To begin with, it’s important to take an inventory of all your systems and how they make use of cryptography today. Once you have an overview, you can then start to prioritize and find the right approach for your organization. Rolling out use case by use case is an approach that we have seen succeed many times. It allows to ease into the learning curve with small iterations rather than requiring the “big bang” change.
TPG: What are your typical use cases?
JL: Ever since Cryptomathic was founded in 1986, we have been a supplier to the financial services industry. With our expertise we work with many of the world’s largest financial services providers – banks, payment processors, payment networks.
There are two trends we are realizing within our customers’ organizations: Migration of large systems into the cloud (public, private, hybrid or multi) as well as a shift towards mobile and away from traditional brick and mortar.
Both trends pose immense challenges as they fundamentally change the way those large organizations think about service delivery.
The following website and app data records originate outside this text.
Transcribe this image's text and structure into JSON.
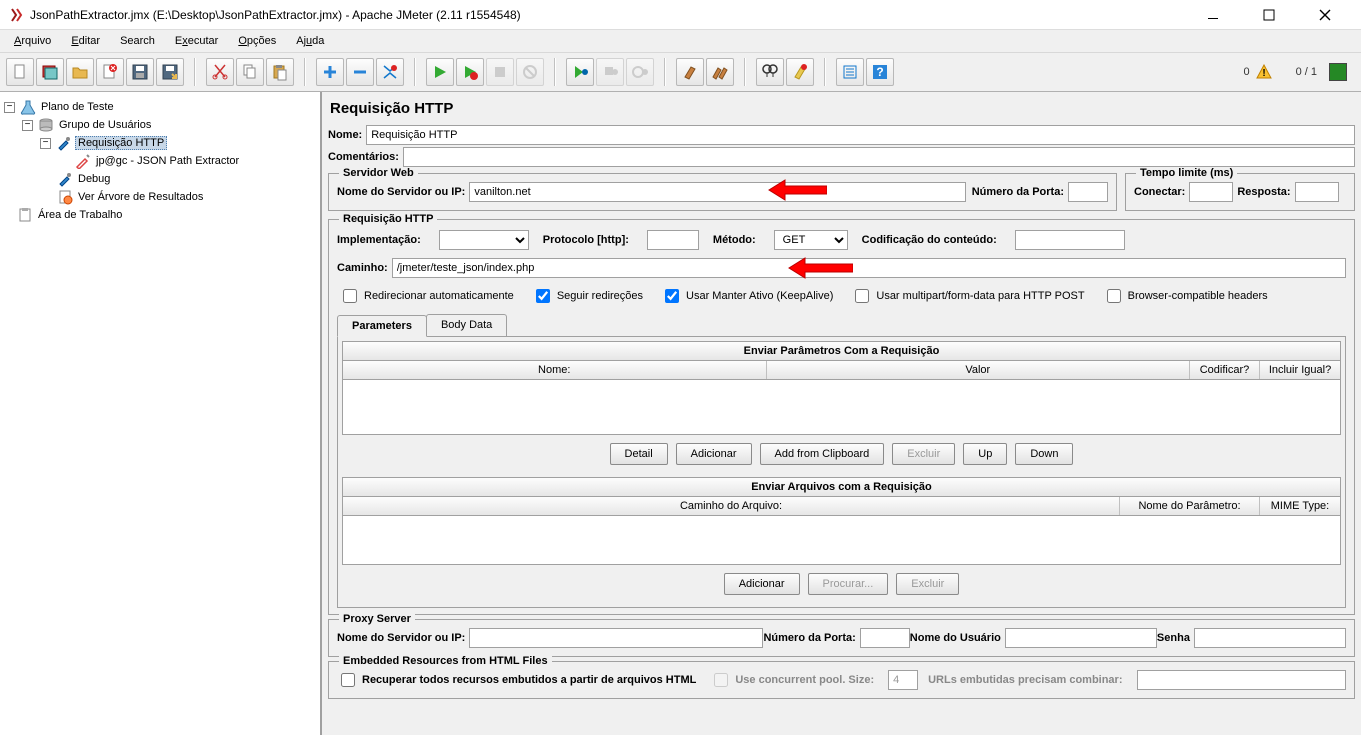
{
  "titlebar": {
    "title": "JsonPathExtractor.jmx (E:\\Desktop\\JsonPathExtractor.jmx) - Apache JMeter (2.11 r1554548)"
  },
  "menu": {
    "arquivo": "Arquivo",
    "editar": "Editar",
    "search": "Search",
    "executar": "Executar",
    "opcoes": "Opções",
    "ajuda": "Ajuda"
  },
  "status": {
    "zero": "0",
    "warn": "!",
    "counter": "0 / 1"
  },
  "tree": {
    "n0": {
      "label": "Plano de Teste"
    },
    "n1": {
      "label": "Grupo de Usuários"
    },
    "n2": {
      "label": "Requisição HTTP"
    },
    "n3": {
      "label": "jp@gc - JSON Path Extractor"
    },
    "n4": {
      "label": "Debug"
    },
    "n5": {
      "label": "Ver Árvore de Resultados"
    },
    "n6": {
      "label": "Área de Trabalho"
    }
  },
  "panel": {
    "title": "Requisição HTTP",
    "nome_label": "Nome:",
    "nome_value": "Requisição HTTP",
    "comentarios_label": "Comentários:",
    "web": {
      "legend": "Servidor Web",
      "server_label": "Nome do Servidor ou IP:",
      "server_value": "vanilton.net",
      "port_label": "Número da Porta:"
    },
    "timeout": {
      "legend": "Tempo limite (ms)",
      "connect": "Conectar:",
      "response": "Resposta:"
    },
    "http": {
      "legend": "Requisição HTTP",
      "impl": "Implementação:",
      "proto": "Protocolo [http]:",
      "metodo": "Método:",
      "metodo_value": "GET",
      "encoding": "Codificação do conteúdo:",
      "caminho": "Caminho:",
      "caminho_value": "/jmeter/teste_json/index.php",
      "cb1": "Redirecionar automaticamente",
      "cb2": "Seguir redireções",
      "cb3": "Usar Manter Ativo (KeepAlive)",
      "cb4": "Usar multipart/form-data para HTTP POST",
      "cb5": "Browser-compatible headers"
    },
    "tabs": {
      "parameters": "Parameters",
      "body": "Body Data"
    },
    "params": {
      "title": "Enviar Parâmetros Com a Requisição",
      "col_nome": "Nome:",
      "col_valor": "Valor",
      "col_cod": "Codificar?",
      "col_inc": "Incluir Igual?",
      "btn_detail": "Detail",
      "btn_add": "Adicionar",
      "btn_clip": "Add from Clipboard",
      "btn_del": "Excluir",
      "btn_up": "Up",
      "btn_down": "Down"
    },
    "files": {
      "title": "Enviar Arquivos com a Requisição",
      "col_path": "Caminho do Arquivo:",
      "col_param": "Nome do Parâmetro:",
      "col_mime": "MIME Type:",
      "btn_add": "Adicionar",
      "btn_browse": "Procurar...",
      "btn_del": "Excluir"
    },
    "proxy": {
      "legend": "Proxy Server",
      "server": "Nome do Servidor ou IP:",
      "port": "Número da Porta:",
      "user": "Nome do Usuário",
      "pass": "Senha"
    },
    "embedded": {
      "legend": "Embedded Resources from HTML Files",
      "cb": "Recuperar todos recursos embutidos a partir de arquivos HTML",
      "pool": "Use concurrent pool. Size:",
      "pool_value": "4",
      "match": "URLs embutidas precisam combinar:"
    }
  }
}
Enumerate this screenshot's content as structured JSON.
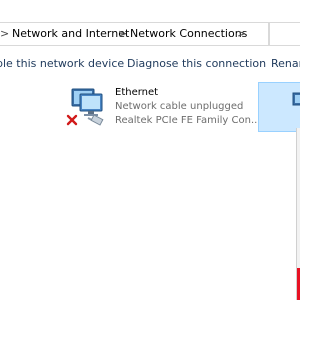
{
  "breadcrumb": {
    "items": [
      "Network and Internet",
      "Network Connections"
    ],
    "separator": ">"
  },
  "command_bar": {
    "disable_label": "ble this network device",
    "diagnose_label": "Diagnose this connection",
    "rename_label": "Renam"
  },
  "connection": {
    "name": "Ethernet",
    "status": "Network cable unplugged",
    "device": "Realtek PCIe FE Family Con...",
    "icon": "network-adapter-icon",
    "error_icon": "red-x-icon"
  },
  "colors": {
    "selection_bg": "#cce8ff",
    "selection_border": "#99d1ff",
    "command_text": "#1e395b",
    "status_text": "#6d6d6d",
    "error_red": "#e81123"
  }
}
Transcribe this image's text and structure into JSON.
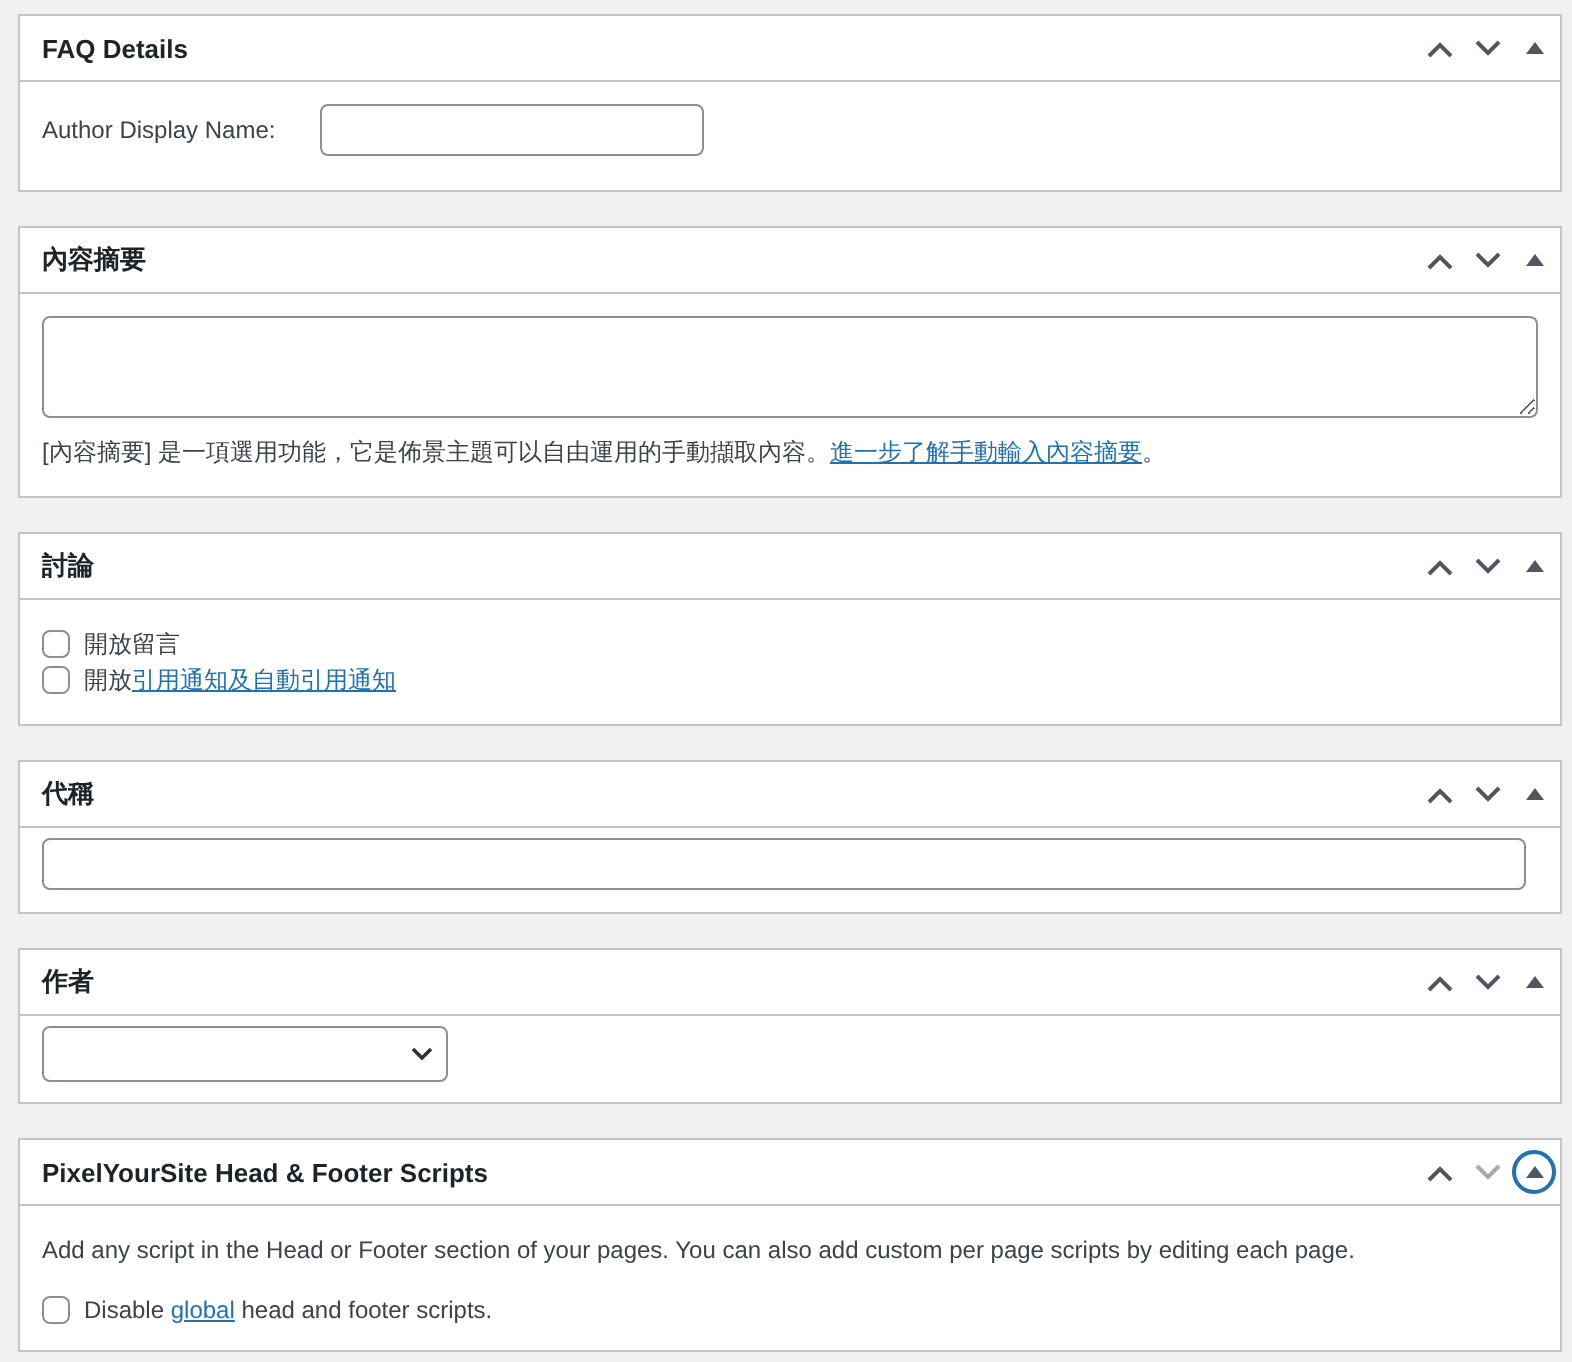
{
  "panels": [
    {
      "kind": "field",
      "title": "FAQ Details",
      "down_disabled": false,
      "toggle_focused": false,
      "label": "Author Display Name:"
    },
    {
      "kind": "textarea",
      "title": "內容摘要",
      "down_disabled": false,
      "toggle_focused": false,
      "help": {
        "before": "[內容摘要] 是一項選用功能，它是佈景主題可以自由運用的手動擷取內容。",
        "link": "進一步了解手動輸入內容摘要",
        "after": "。"
      }
    },
    {
      "kind": "checkboxes",
      "title": "討論",
      "down_disabled": false,
      "toggle_focused": false,
      "options": [
        {
          "before": "開放留言",
          "checked": false
        },
        {
          "before": "開放",
          "link": "引用通知及自動引用通知",
          "checked": false
        }
      ]
    },
    {
      "kind": "input",
      "title": "代稱",
      "down_disabled": false,
      "toggle_focused": false
    },
    {
      "kind": "select",
      "title": "作者",
      "down_disabled": false,
      "toggle_focused": false
    },
    {
      "kind": "scripts",
      "title": "PixelYourSite Head & Footer Scripts",
      "down_disabled": true,
      "toggle_focused": true,
      "description": "Add any script in the Head or Footer section of your pages. You can also add custom per page scripts by editing each page.",
      "options": [
        {
          "before": "Disable ",
          "link": "global",
          "after": " head and footer scripts.",
          "checked": false
        }
      ]
    }
  ]
}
On the other hand, they also fundamentally change the attack vectors and the way data is moved, stored, and operated on in those environments.
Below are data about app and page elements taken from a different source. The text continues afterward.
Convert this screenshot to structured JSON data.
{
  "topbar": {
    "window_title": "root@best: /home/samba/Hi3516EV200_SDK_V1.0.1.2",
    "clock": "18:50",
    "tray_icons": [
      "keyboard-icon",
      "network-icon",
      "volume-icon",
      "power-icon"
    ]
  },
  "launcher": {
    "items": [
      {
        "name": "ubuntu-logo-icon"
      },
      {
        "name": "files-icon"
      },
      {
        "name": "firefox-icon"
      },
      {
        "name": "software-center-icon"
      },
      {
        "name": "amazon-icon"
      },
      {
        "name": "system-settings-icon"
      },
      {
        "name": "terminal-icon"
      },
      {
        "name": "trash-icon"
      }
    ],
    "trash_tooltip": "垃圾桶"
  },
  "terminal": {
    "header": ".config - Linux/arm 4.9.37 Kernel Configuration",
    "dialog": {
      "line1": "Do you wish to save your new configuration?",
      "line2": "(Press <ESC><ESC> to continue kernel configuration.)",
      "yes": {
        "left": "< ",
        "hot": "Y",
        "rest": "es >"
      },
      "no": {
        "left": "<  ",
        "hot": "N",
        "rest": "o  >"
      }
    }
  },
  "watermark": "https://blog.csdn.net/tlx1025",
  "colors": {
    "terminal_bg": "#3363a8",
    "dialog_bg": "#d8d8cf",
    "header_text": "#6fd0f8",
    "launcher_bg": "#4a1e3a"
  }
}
TPG: How would you describe crypto-agility and why is it important in 2020 and beyond?
JL: To put crypto-agility in a one-sentence description, I’m quoting an article posted on our blog: “Crypto-agility, or cryptographic agility, is the capacity for an information security system to adopt an alternative to the original encryption method or cryptographic primitive without significant change to system infrastructure.”
I would consider crypto-agility to be a journey rather than a goal. Change the way your organization thinks about information security within your systems and accept that a change in the use of cryptographic algorithms is inevitable. This change should not have an impact on your applications consuming the cryptographic operations.
TPG: What do you envision happening with cryptography over the next handful of years?
JL: While quantum is likely going to have the single biggest impact, there are other areas which will continue to influence cryptography in the near future, such as global regulations and accelerated digitalization:
- New and advanced cryptographic algorithms. Preparing for the post-quantum age, to achieve forward secrecy and be able to maintain information security for the next decades to come. One example is the NIST-initiated process on post-quantum cryptography.
- Regulations around the globe. Privacy is more and more the focal point of many regulations around the globe (GDPR, CCPA) and there are also other areas with regulations adapting to changing environments and advancements in technology (PSD2, eIDAS, FIPS 140-3, PCI).
- Continued or even accelerated digitalization. Consider how cryptography needs to support required adjustments and changes within organizations to provide for a digital future. The continued trends of remote working, learning and living might become an additional driving factor accelerating the digitalization efforts as we are experiencing an impact on just about every aspect of our lives.